The thing that has struck me about this year's campaigns is how little campaigning the candidates do any more.

It's all about television now. The experts tell candidates, correctly, that it is no longer cost-effective to do much personal campaigning.

You can reach so many more people on television, the experts say, that a politician's time is better spent raising money to make television commercials.

So, that's what the politicians do.

The Federal Election Commission reports that the candidates for the House and Senate races and other groups have raised almost $1 billion this year, and nearly all of it has been to pay for campaign commercials because the politicians have learned the commercials can get them elected.

But what are the rest of us getting for this approach to politics? For all the money spent, can you recall one commercial this year that really helped you understand a complicated issue, or that you found even mildly edifying?
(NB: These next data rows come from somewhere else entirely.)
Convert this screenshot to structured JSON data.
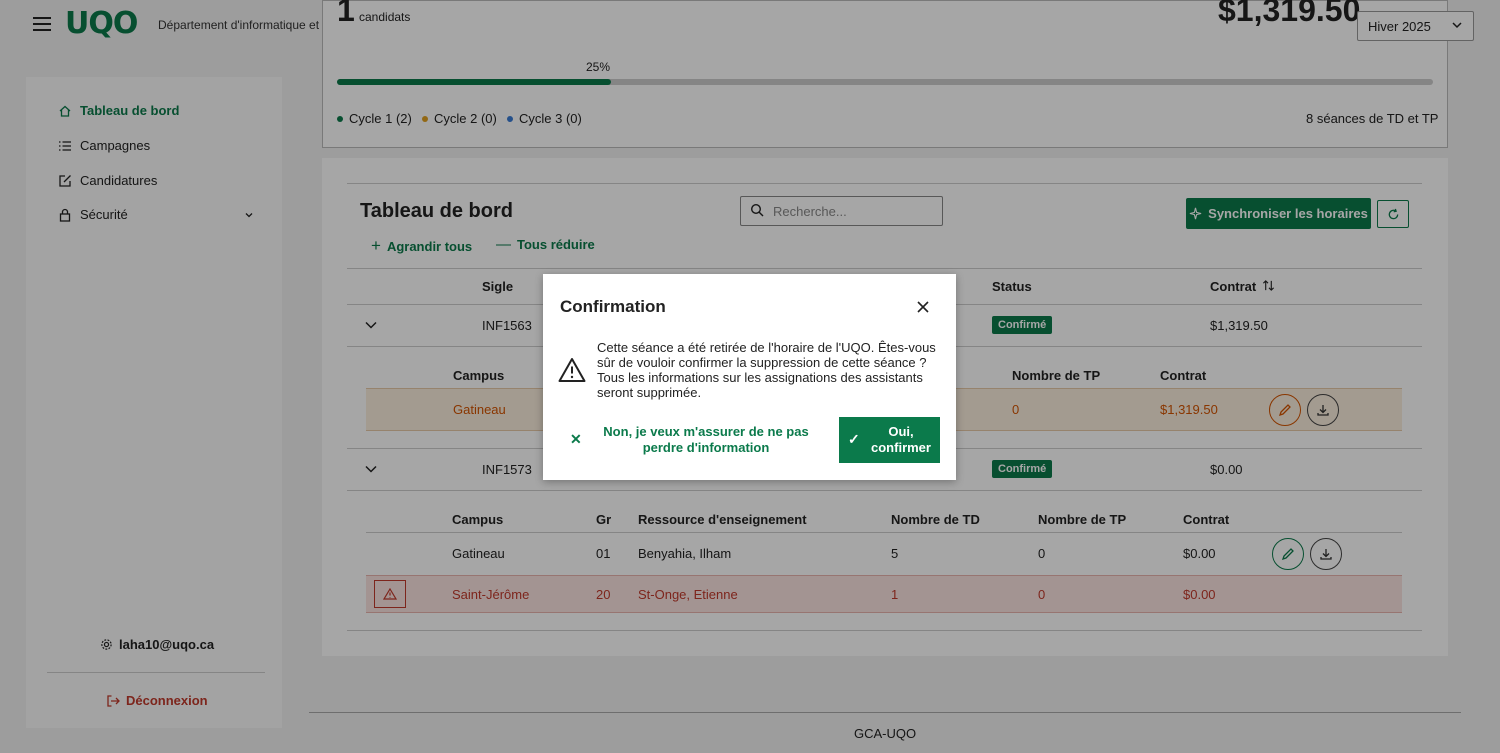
{
  "header": {
    "logo": "UQO",
    "department": "Département d'informatique et d'ingénierie",
    "season": "Hiver 2025"
  },
  "sidebar": {
    "items": [
      {
        "label": "Tableau de bord",
        "icon": "home-icon",
        "active": true
      },
      {
        "label": "Campagnes",
        "icon": "list-icon",
        "active": false
      },
      {
        "label": "Candidatures",
        "icon": "edit-icon",
        "active": false
      },
      {
        "label": "Sécurité",
        "icon": "lock-icon",
        "active": false
      }
    ],
    "user": "laha10@uqo.ca",
    "logout": "Déconnexion"
  },
  "summary": {
    "count": "1",
    "count_label": "candidats",
    "amount": "$1,319.50",
    "progress_label": "25%",
    "progress": 0.25,
    "cycles": [
      {
        "label": "Cycle 1 (2)",
        "color": "#0b7a4b"
      },
      {
        "label": "Cycle 2 (0)",
        "color": "#e0a020"
      },
      {
        "label": "Cycle 3 (0)",
        "color": "#3a7bd5"
      }
    ],
    "sessions": "8 séances de TD et TP"
  },
  "dashboard": {
    "title": "Tableau de bord",
    "search_placeholder": "Recherche...",
    "sync_label": "Synchroniser les horaires",
    "expand_all": "Agrandir tous",
    "collapse_all": "Tous réduire",
    "columns": {
      "sigle": "Sigle",
      "status": "Status",
      "contrat": "Contrat"
    },
    "courses": [
      {
        "sigle": "INF1563",
        "status": "Confirmé",
        "contrat": "$1,319.50",
        "sub_columns": {
          "campus": "Campus",
          "nb_tp": "Nombre de TP",
          "contrat": "Contrat"
        },
        "rows": [
          {
            "campus": "Gatineau",
            "nb_tp": "0",
            "contrat": "$1,319.50"
          }
        ]
      },
      {
        "sigle": "INF1573",
        "status": "Confirmé",
        "contrat": "$0.00",
        "sub_columns": {
          "campus": "Campus",
          "gr": "Gr",
          "ressource": "Ressource d'enseignement",
          "nb_td": "Nombre de TD",
          "nb_tp": "Nombre de TP",
          "contrat": "Contrat"
        },
        "rows": [
          {
            "campus": "Gatineau",
            "gr": "01",
            "ressource": "Benyahia, Ilham",
            "nb_td": "5",
            "nb_tp": "0",
            "contrat": "$0.00"
          },
          {
            "campus": "Saint-Jérôme",
            "gr": "20",
            "ressource": "St-Onge, Etienne",
            "nb_td": "1",
            "nb_tp": "0",
            "contrat": "$0.00"
          }
        ]
      }
    ]
  },
  "footer": "GCA-UQO",
  "modal": {
    "title": "Confirmation",
    "message": "Cette séance a été retirée de l'horaire de l'UQO. Êtes-vous sûr de vouloir confirmer la suppression de cette séance ? Tous les informations sur les assignations des assistants seront supprimée.",
    "no_label": "Non, je veux m'assurer de ne pas perdre d'information",
    "yes_label": "Oui, confirmer"
  }
}
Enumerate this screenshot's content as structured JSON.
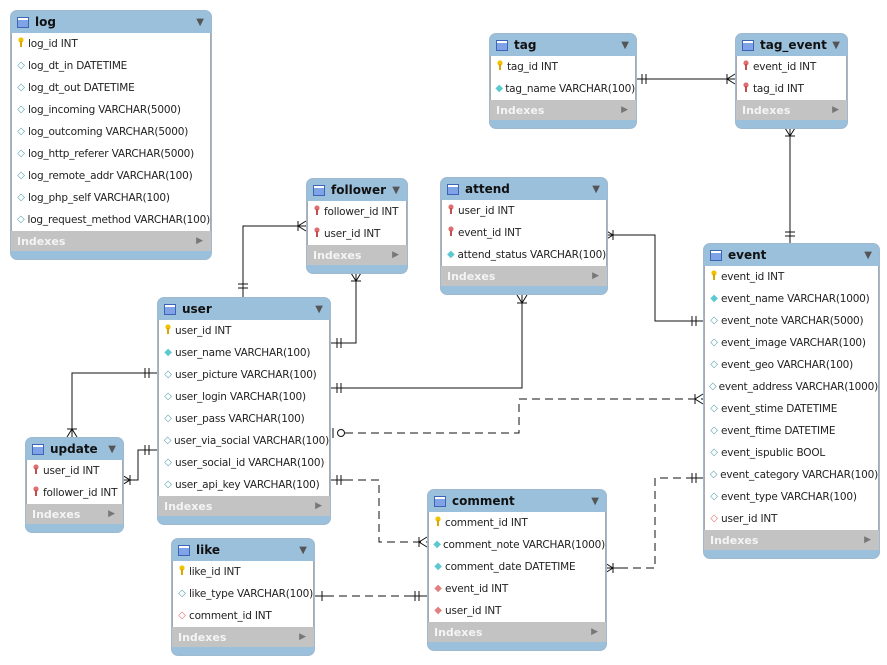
{
  "tables": [
    {
      "id": "log",
      "name": "log",
      "columns": [
        [
          "pk",
          "log_id INT"
        ],
        [
          "col",
          "log_dt_in DATETIME"
        ],
        [
          "col",
          "log_dt_out DATETIME"
        ],
        [
          "col",
          "log_incoming VARCHAR(5000)"
        ],
        [
          "col",
          "log_outcoming VARCHAR(5000)"
        ],
        [
          "col",
          "log_http_referer VARCHAR(5000)"
        ],
        [
          "col",
          "log_remote_addr VARCHAR(100)"
        ],
        [
          "col",
          "log_php_self VARCHAR(100)"
        ],
        [
          "col",
          "log_request_method VARCHAR(100)"
        ]
      ]
    },
    {
      "id": "tag",
      "name": "tag",
      "columns": [
        [
          "pk",
          "tag_id INT"
        ],
        [
          "nn",
          "tag_name VARCHAR(100)"
        ]
      ]
    },
    {
      "id": "tag_event",
      "name": "tag_event",
      "columns": [
        [
          "pkfk",
          "event_id INT"
        ],
        [
          "pkfk",
          "tag_id INT"
        ]
      ]
    },
    {
      "id": "follower",
      "name": "follower",
      "columns": [
        [
          "pkfk",
          "follower_id INT"
        ],
        [
          "pkfk",
          "user_id INT"
        ]
      ]
    },
    {
      "id": "attend",
      "name": "attend",
      "columns": [
        [
          "pkfk",
          "user_id INT"
        ],
        [
          "pkfk",
          "event_id INT"
        ],
        [
          "nn",
          "attend_status VARCHAR(100)"
        ]
      ]
    },
    {
      "id": "user",
      "name": "user",
      "columns": [
        [
          "pk",
          "user_id INT"
        ],
        [
          "nn",
          "user_name VARCHAR(100)"
        ],
        [
          "col",
          "user_picture VARCHAR(100)"
        ],
        [
          "col",
          "user_login VARCHAR(100)"
        ],
        [
          "col",
          "user_pass VARCHAR(100)"
        ],
        [
          "col",
          "user_via_social VARCHAR(100)"
        ],
        [
          "col",
          "user_social_id VARCHAR(100)"
        ],
        [
          "col",
          "user_api_key VARCHAR(100)"
        ]
      ]
    },
    {
      "id": "event",
      "name": "event",
      "columns": [
        [
          "pk",
          "event_id INT"
        ],
        [
          "nn",
          "event_name VARCHAR(1000)"
        ],
        [
          "col",
          "event_note VARCHAR(5000)"
        ],
        [
          "col",
          "event_image VARCHAR(100)"
        ],
        [
          "col",
          "event_geo VARCHAR(100)"
        ],
        [
          "col",
          "event_address VARCHAR(1000)"
        ],
        [
          "col",
          "event_stime DATETIME"
        ],
        [
          "col",
          "event_ftime DATETIME"
        ],
        [
          "col",
          "event_ispublic BOOL"
        ],
        [
          "col",
          "event_category VARCHAR(100)"
        ],
        [
          "col",
          "event_type VARCHAR(100)"
        ],
        [
          "fk",
          "user_id INT"
        ]
      ]
    },
    {
      "id": "update",
      "name": "update",
      "columns": [
        [
          "pkfk",
          "user_id INT"
        ],
        [
          "pkfk",
          "follower_id INT"
        ]
      ]
    },
    {
      "id": "like",
      "name": "like",
      "columns": [
        [
          "pk",
          "like_id INT"
        ],
        [
          "col",
          "like_type VARCHAR(100)"
        ],
        [
          "fk",
          "comment_id INT"
        ]
      ]
    },
    {
      "id": "comment",
      "name": "comment",
      "columns": [
        [
          "pk",
          "comment_id INT"
        ],
        [
          "nn",
          "comment_note VARCHAR(1000)"
        ],
        [
          "nn",
          "comment_date DATETIME"
        ],
        [
          "fknn",
          "event_id INT"
        ],
        [
          "fknn",
          "user_id INT"
        ]
      ]
    }
  ],
  "indexes_label": "Indexes",
  "colors": {
    "header": "#9ac0dc",
    "indexes": "#c3c3c3",
    "pk": "#f2c200",
    "fk": "#e07070",
    "nn": "#5cc8d0"
  }
}
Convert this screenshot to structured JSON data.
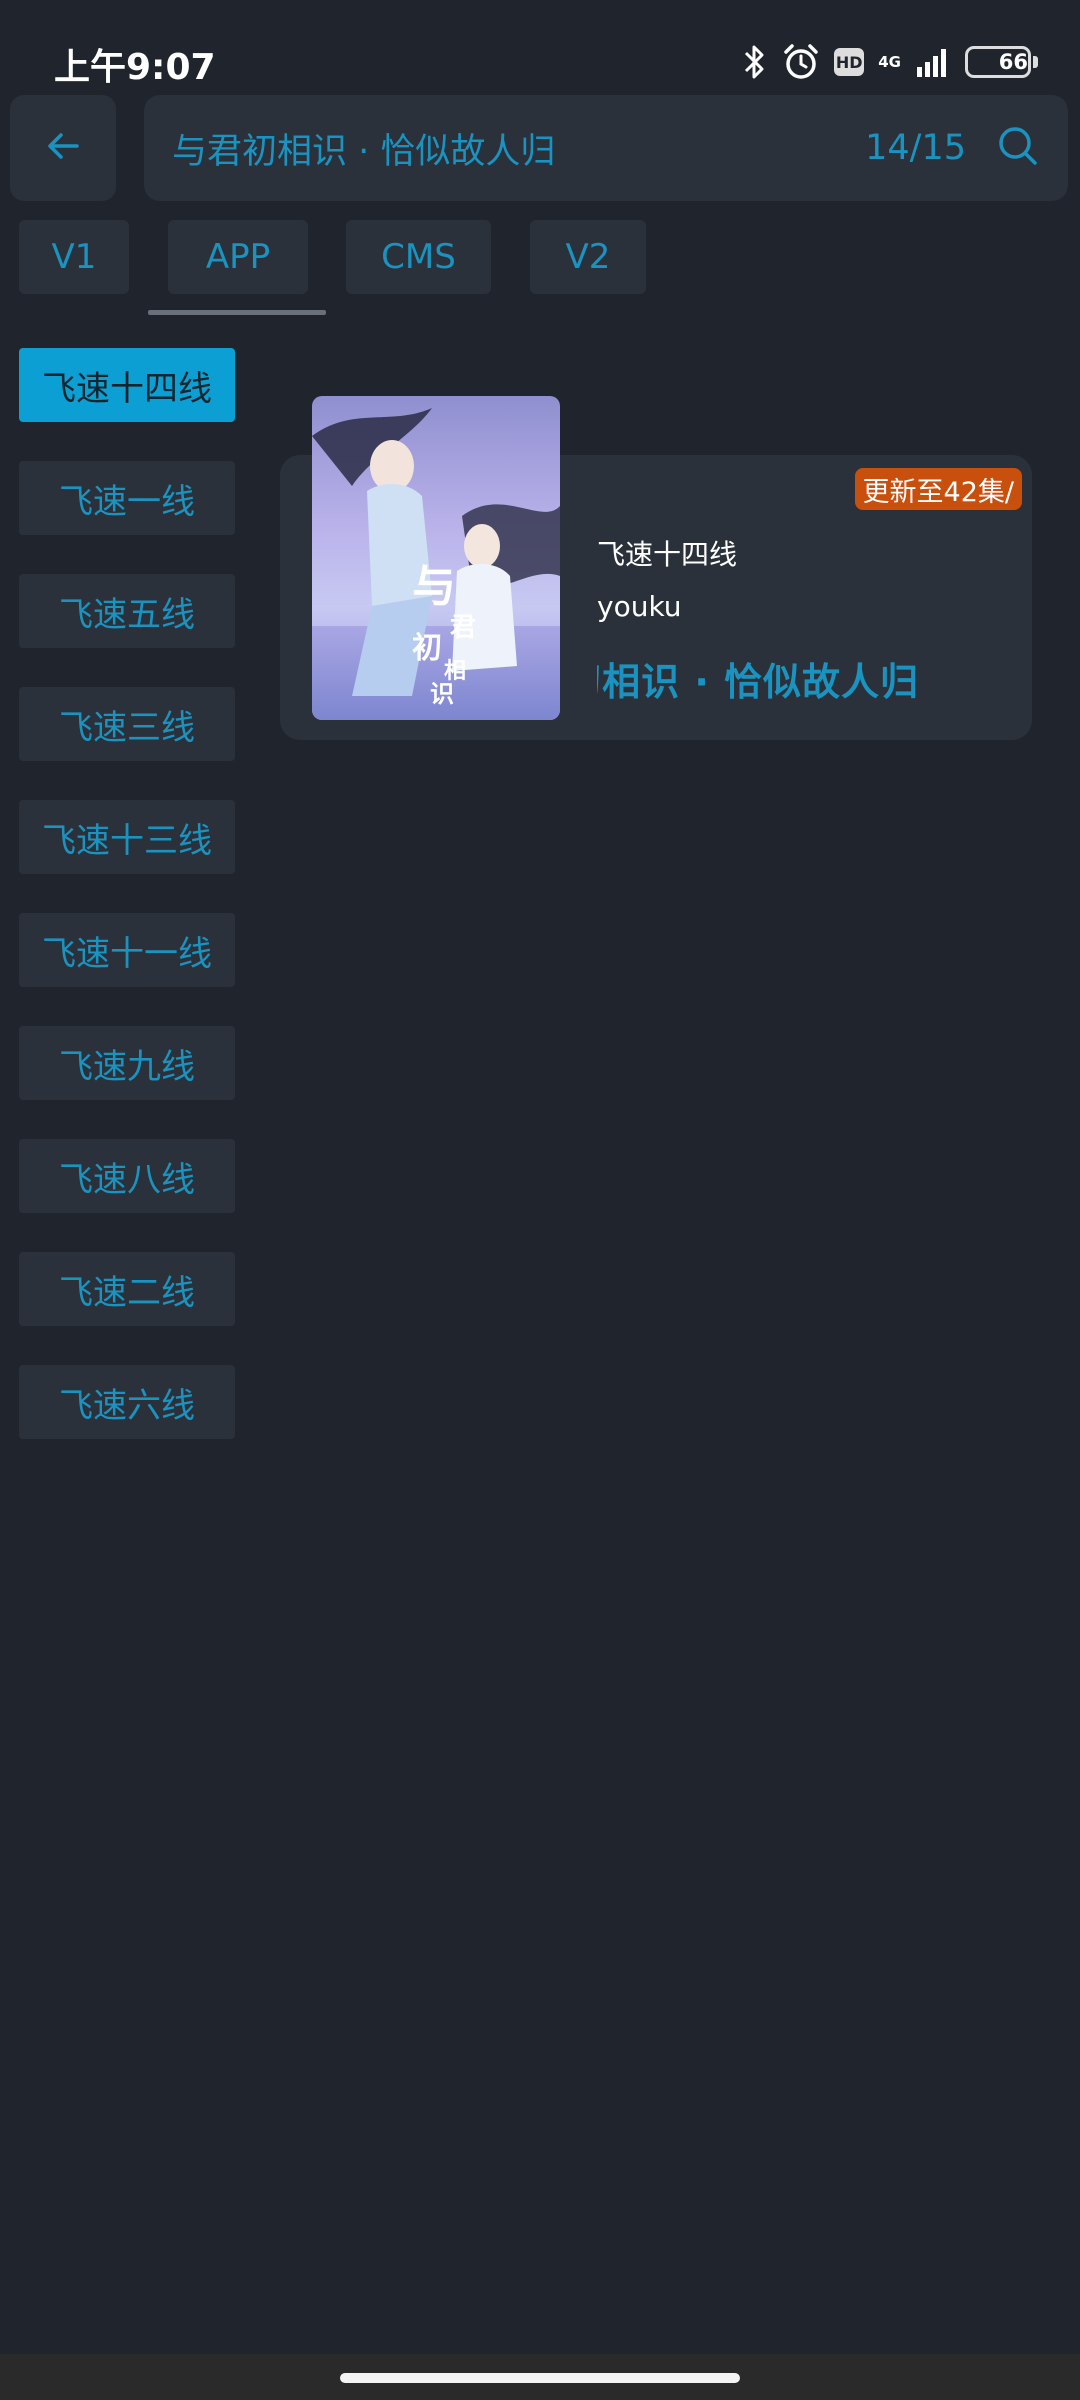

Did you hear anything that caused you to want to get involved in a campaign, or caused you to say to yourself, "I hope my child grows up to be a politician some day?"

When I think of the mess our modern campaigns have become, and how everyone involved, the politicians, the media and all the rest, seem helpless to change it, it reminds me of how an old west Texas congressman named Walter Rogers used to describe his golf game.

"I know I can play better than this," he used to say, "But I never do."